Senate committee OKs Shelly Dick nomination to U.S. District Court

Federal district court judge nominee Shelly D. Dick, of Baton Rouge, could receive final U.S. Senate confirmation as soon as late March after being successfully voted out of the Senate Judiciary Committee on Thursday.

Dick was approved by a voice vote without any discussion. The vote was delayed by two weeks when she was held over as a late addition to the agenda at the Senate committee’s last meeting.

“I’m excited,” Dick said Thursday during a phone interview from her Baton Rouge office. “I’m looking forward to the full Senate vote.

“I think that the Middle District needs that third judge, and I think the citizens really deserve someone to get in and go to work,” she added.

Dick was nominated by President Barack Obama in April to become the first female U.S. district judge in the Middle District of Louisiana, based in Baton Rouge. She was blocked initially by Sen. David Vitter, R-La., who said he was holding out hope that GOP presidential nominee Mitt Romney would defeat Obama. After Obama won re-election in November, Vitter withdrew his block and said he backed Dick receiving a fast-tracked confirmation process.

Dick would replace former Chief U.S. District Judge Ralph E. Tyson, who died in 2011.

Carl Tobias, a University of Richmond law professor who follows the federal judiciary, said it is a “very good sign” that Dick won a quick affirmative vote on Thursday.

“It went well,” Tobias said. “There was no debate. There was no anything.”

“When nobody talks, it’s always a good sign and there are no dissenting votes,” he said.

While there is a backlog of less than 100 federal nominees nationally, Tobias said the process is moving along and that Dick could receive full confirmation as early as late March or as late as May. “I think the spring for sure,” Tobias said.

In a prepared statement, Landrieu asked the Senate for a quick confirmation process.

“Shelly brings decades of litigation experience, an impressive record of service work, a thorough understanding of federal law and a wonderful attitude,” Landrieu said. “She is highly respected within the judicial community, and I have the utmost confidence that she will serve Louisiana well as a fair and knowledgeable judge.”

Dick is a native of El Paso, Texas, who moved to Baton Rouge when she started LSU Law School in 1985.

She is a founding partner in Forrester & Dick, a Baton Rouge law firm specializing in litigation. She was one of three possible nominees recommended to Obama by Landrieu. Dick was the only federal judge nominee stalled out of five nominations Obama made at the same time in April.

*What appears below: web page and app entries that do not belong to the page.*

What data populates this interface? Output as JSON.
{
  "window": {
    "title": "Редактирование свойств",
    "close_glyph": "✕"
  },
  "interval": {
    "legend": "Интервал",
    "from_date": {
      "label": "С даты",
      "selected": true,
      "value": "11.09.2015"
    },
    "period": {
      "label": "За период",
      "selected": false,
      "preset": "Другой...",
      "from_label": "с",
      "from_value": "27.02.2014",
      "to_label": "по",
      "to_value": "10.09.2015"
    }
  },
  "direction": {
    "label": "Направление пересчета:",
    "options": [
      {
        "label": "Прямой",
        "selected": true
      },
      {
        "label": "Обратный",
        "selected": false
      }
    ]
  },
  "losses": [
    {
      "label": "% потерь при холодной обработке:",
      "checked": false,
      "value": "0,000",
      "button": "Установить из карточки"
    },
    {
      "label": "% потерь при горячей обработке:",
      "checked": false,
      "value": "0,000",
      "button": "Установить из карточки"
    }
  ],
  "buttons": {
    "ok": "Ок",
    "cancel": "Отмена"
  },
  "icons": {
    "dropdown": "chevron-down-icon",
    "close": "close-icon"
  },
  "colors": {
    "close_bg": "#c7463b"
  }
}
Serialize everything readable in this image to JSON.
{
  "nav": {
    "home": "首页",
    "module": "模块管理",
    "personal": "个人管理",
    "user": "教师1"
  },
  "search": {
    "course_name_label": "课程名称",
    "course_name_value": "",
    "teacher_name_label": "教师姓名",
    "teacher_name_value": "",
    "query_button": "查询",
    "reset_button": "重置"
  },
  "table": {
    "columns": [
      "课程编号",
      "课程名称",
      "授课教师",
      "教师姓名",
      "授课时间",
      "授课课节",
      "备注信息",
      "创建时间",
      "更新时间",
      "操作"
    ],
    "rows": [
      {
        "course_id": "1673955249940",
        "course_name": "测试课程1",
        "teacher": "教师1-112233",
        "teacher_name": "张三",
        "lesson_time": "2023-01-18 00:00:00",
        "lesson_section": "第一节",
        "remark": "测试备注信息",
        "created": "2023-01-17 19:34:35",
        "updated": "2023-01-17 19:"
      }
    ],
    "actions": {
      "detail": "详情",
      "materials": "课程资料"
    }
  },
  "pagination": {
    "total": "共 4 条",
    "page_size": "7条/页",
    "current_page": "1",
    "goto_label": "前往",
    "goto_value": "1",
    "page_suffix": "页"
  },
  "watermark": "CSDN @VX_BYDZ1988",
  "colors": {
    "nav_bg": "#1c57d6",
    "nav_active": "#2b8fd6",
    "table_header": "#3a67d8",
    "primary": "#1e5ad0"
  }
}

Dick is a veteran defense lawyer in civil litigation in federal court. And she has represented both government and non-government clients in matters of federal employment law.